#### Aim of the task
From the entries that follow, report every line in which "kind" occurs.

#### Records shown
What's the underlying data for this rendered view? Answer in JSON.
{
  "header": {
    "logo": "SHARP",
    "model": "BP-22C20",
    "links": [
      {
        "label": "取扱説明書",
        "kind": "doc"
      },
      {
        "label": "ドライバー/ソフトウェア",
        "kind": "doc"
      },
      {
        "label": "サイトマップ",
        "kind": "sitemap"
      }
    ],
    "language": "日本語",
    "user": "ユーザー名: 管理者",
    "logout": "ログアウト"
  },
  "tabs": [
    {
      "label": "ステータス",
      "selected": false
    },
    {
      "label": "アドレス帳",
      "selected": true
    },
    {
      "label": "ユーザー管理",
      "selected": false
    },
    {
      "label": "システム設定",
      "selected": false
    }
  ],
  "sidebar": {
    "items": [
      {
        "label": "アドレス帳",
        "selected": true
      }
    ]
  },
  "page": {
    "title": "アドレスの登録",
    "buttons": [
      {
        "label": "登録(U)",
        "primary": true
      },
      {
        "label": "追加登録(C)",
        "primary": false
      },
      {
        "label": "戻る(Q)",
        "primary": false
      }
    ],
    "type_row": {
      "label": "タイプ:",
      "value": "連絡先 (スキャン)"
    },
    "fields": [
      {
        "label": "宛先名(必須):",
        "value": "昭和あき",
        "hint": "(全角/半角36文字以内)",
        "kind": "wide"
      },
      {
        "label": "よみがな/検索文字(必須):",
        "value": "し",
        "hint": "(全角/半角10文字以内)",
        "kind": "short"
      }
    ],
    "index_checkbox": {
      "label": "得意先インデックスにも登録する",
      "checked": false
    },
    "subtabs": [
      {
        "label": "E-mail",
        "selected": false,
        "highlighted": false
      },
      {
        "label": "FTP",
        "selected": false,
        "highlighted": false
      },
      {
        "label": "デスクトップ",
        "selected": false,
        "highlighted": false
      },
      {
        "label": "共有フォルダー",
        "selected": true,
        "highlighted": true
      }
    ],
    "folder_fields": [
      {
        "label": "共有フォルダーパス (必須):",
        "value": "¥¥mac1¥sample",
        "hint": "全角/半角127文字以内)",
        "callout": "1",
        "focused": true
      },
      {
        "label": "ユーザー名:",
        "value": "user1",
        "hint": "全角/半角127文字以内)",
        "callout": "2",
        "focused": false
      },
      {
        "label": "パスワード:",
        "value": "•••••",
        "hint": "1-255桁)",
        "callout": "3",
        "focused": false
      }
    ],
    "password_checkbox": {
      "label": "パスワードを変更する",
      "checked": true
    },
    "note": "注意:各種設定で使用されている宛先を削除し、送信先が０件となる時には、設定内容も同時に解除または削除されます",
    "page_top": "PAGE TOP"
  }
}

#### Task answer
        "kind": "doc"
        "kind": "doc"
        "kind": "sitemap"
        "kind": "wide"
        "kind": "short"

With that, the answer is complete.